What does this mean exactly?

Eugene Peterson in The Message expresses it this way (emphasis mine):

So here’s what I want you to do [with] God helping you: Take your everyday, ordinary life—your sleeping, eating, going-to-work, and walking-around life—and place it before God as an offering. Embracing what God does for you is the best thing you can do for him. Don’t become so well-adjusted to your culture that you fit into it without even thinking. Instead, fix your attention on God. You’ll be changed from the inside out. Readily recognize what he wants from you, and quickly respond to it. Unlike the culture around you, always dragging you down to its level of immaturity, God brings the best out of you, develops well-formed maturity in you.

So breaking it down even further, what does being a living sacrifice mean to you and me?

The closer we come to God, the more vulnerable and intimate we become in our relationship with Him, the more we surrender to the Holy Spirit, the more we delight in taking up the mission of living our lives for Christ.

And to go back to the question, what is the cost if we choose to pay it? What is it God wants for (not from) us if we allow Him full and complete access to our hearts and minds? The cost is living in continuous renewal and transformation of our hearts and minds. If we allow God full and complete access, we receive the unrestrained love He bestows freely and unequivocally.

For some of us, this extravagant love is difficult to receive,

which is why it is so difficult to give.

Yet this is the Gospel. It is the cost of following Jesus.

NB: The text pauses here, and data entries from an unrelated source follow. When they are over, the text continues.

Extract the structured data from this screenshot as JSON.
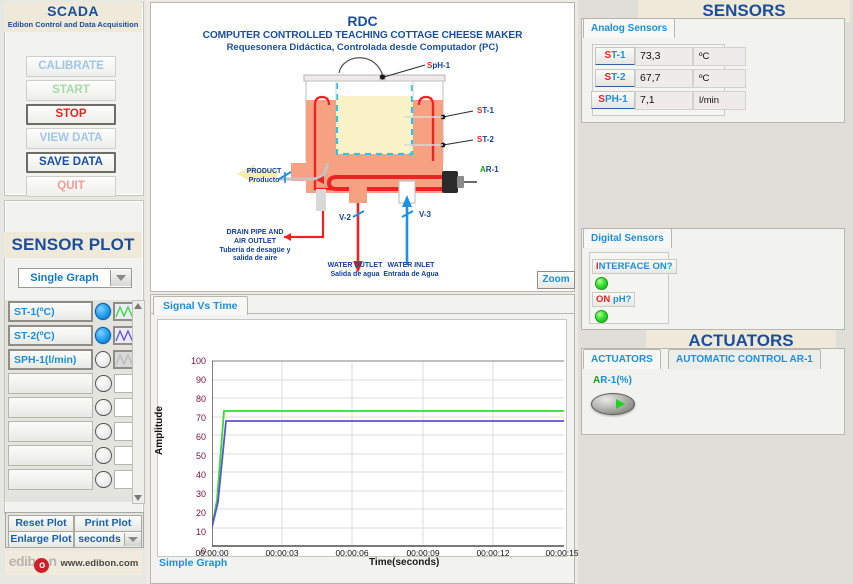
{
  "left": {
    "scada_title": "SCADA",
    "scada_subtitle": "Edibon Control and Data Acquisition",
    "buttons": [
      {
        "label": "CALIBRATE",
        "state": "disabled"
      },
      {
        "label": "START",
        "state": "disabled"
      },
      {
        "label": "STOP",
        "state": "active"
      },
      {
        "label": "VIEW DATA",
        "state": "disabled"
      },
      {
        "label": "SAVE DATA",
        "state": "active"
      },
      {
        "label": "QUIT",
        "state": "disabled"
      }
    ],
    "sensor_plot_title": "SENSOR PLOT",
    "graph_mode": "Single Graph",
    "sensor_rows": [
      {
        "label": "ST-1(ºC)",
        "selected": true
      },
      {
        "label": "ST-2(ºC)",
        "selected": true
      },
      {
        "label": "SPH-1(l/min)",
        "selected": false
      },
      {
        "label": "",
        "selected": false
      },
      {
        "label": "",
        "selected": false
      },
      {
        "label": "",
        "selected": false
      },
      {
        "label": "",
        "selected": false
      },
      {
        "label": "",
        "selected": false
      }
    ],
    "plot_buttons": {
      "reset": "Reset Plot",
      "print": "Print Plot",
      "enlarge": "Enlarge Plot",
      "units": "seconds"
    },
    "footer": {
      "logo": "edibon",
      "url": "www.edibon.com"
    }
  },
  "diagram": {
    "code": "RDC",
    "title_en": "COMPUTER CONTROLLED TEACHING COTTAGE CHEESE MAKER",
    "title_es": "Requesonera Didáctica, Controlada desde Computador (PC)",
    "zoom_button": "Zoom",
    "tags": {
      "sph1": {
        "s": "S",
        "rest": "pH-1"
      },
      "st1": {
        "s": "S",
        "rest": "T-1"
      },
      "st2": {
        "s": "S",
        "rest": "T-2"
      },
      "ar1": {
        "a": "A",
        "rest": "R-1"
      }
    },
    "labels": {
      "product_en": "PRODUCT",
      "product_es": "Producto",
      "drain_en_1": "DRAIN PIPE AND",
      "drain_en_2": "AIR OUTLET",
      "drain_es_1": "Tubería de desagüe y",
      "drain_es_2": "salida de aire",
      "water_outlet_en": "WATER OUTLET",
      "water_outlet_es": "Salida de agua",
      "water_inlet_en": "WATER INLET",
      "water_inlet_es": "Entrada de Agua",
      "v2": "V-2",
      "v3": "V-3"
    }
  },
  "chart_panel": {
    "tab": "Signal Vs Time",
    "footer_left": "Simple Graph"
  },
  "chart_data": {
    "type": "line",
    "title": "",
    "xlabel": "Time(seconds)",
    "ylabel": "Amplitude",
    "ylim": [
      0,
      100
    ],
    "yticks": [
      0,
      10,
      20,
      30,
      40,
      50,
      60,
      70,
      80,
      90,
      100
    ],
    "xticks": [
      "00:00:00",
      "00:00:03",
      "00:00:06",
      "00:00:09",
      "00:00:12",
      "00:00:15"
    ],
    "xlim_seconds": [
      0,
      15
    ],
    "grid": true,
    "legend": "none",
    "series": [
      {
        "name": "ST-1(ºC)",
        "color": "#33dd33",
        "x": [
          0.0,
          0.25,
          0.55,
          15.0
        ],
        "values": [
          10.0,
          40.0,
          73.3,
          73.3
        ]
      },
      {
        "name": "ST-2(ºC)",
        "color": "#5b53d8",
        "x": [
          0.0,
          0.25,
          0.6,
          15.0
        ],
        "values": [
          10.0,
          38.0,
          67.7,
          67.7
        ]
      }
    ]
  },
  "sensors": {
    "heading": "SENSORS",
    "analog_tab": "Analog Sensors",
    "analog_rows": [
      {
        "tag_s": "S",
        "tag_rest": "T-1",
        "value": "73,3",
        "unit": "ºC"
      },
      {
        "tag_s": "S",
        "tag_rest": "T-2",
        "value": "67,7",
        "unit": "ºC"
      },
      {
        "tag_s": "S",
        "tag_rest": "PH-1",
        "value": "7,1",
        "unit": "l/min"
      }
    ],
    "digital_tab": "Digital Sensors",
    "digital_rows": [
      {
        "red": "I",
        "blue": "NTERFACE ON?",
        "state": "on"
      },
      {
        "red": "ON",
        "blue": " pH?",
        "state": "on"
      }
    ]
  },
  "actuators": {
    "heading": "ACTUATORS",
    "tab_active": "ACTUATORS",
    "tab_inactive": "AUTOMATIC CONTROL AR-1",
    "ar1_label_a": "A",
    "ar1_label_rest": "R-1(%)"
  },
  "colors": {
    "brand_blue": "#1b4f9c",
    "link_blue": "#1c8fe0",
    "red": "#ee2222",
    "green": "#13a313",
    "band": "#efe9da",
    "series_green": "#33dd33",
    "series_blue": "#5b53d8"
  }
}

I never look at the masses as my responsibility. I look at the individual. I can love only one person at a time. I can feed only one person at a time. Just one; one; one. You get closer to Christ by coming closer to each other. Mother Teresa.